According to the experts, rearing the entire male population is the consequent way to ensure comprehensive protection for animals and implementation suitable in practice. The first results on husbandry of young boars give grounds for optimism. However, further going investigations into the feeding and management of the non-castrated animals are required. Enterprises in the meat industry and in retailing are open to this option. Moreover, a study among consumers found that consumers find little difference between a low-fat chop from a young boar and traditional pork.

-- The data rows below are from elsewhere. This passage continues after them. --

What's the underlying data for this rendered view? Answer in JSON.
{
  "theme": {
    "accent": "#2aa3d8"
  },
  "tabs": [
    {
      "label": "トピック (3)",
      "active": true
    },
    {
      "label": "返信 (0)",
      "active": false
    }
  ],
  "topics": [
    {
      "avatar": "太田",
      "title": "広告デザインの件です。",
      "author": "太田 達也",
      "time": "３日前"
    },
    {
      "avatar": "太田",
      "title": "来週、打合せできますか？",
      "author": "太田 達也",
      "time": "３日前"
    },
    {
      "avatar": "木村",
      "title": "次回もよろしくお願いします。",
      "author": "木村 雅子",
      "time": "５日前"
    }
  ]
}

There was unanimity amongst the experts that the market should not be fragmented. Apart from rearing the entire male population, immunocastration or anaesthesia by inhalation (isoflurane) also need to be further evaluated for their suitability on a transition basis. Until an alternative procedure is finally ready for deployment in practice, the QS scheme continues to prescribe the use of painkillers when castrating piglets. QS piglet breeders have already been practising this intermediate step for 18 months now. A violation against this animal welfare requirement will represent an exclusion criterion as from 2011.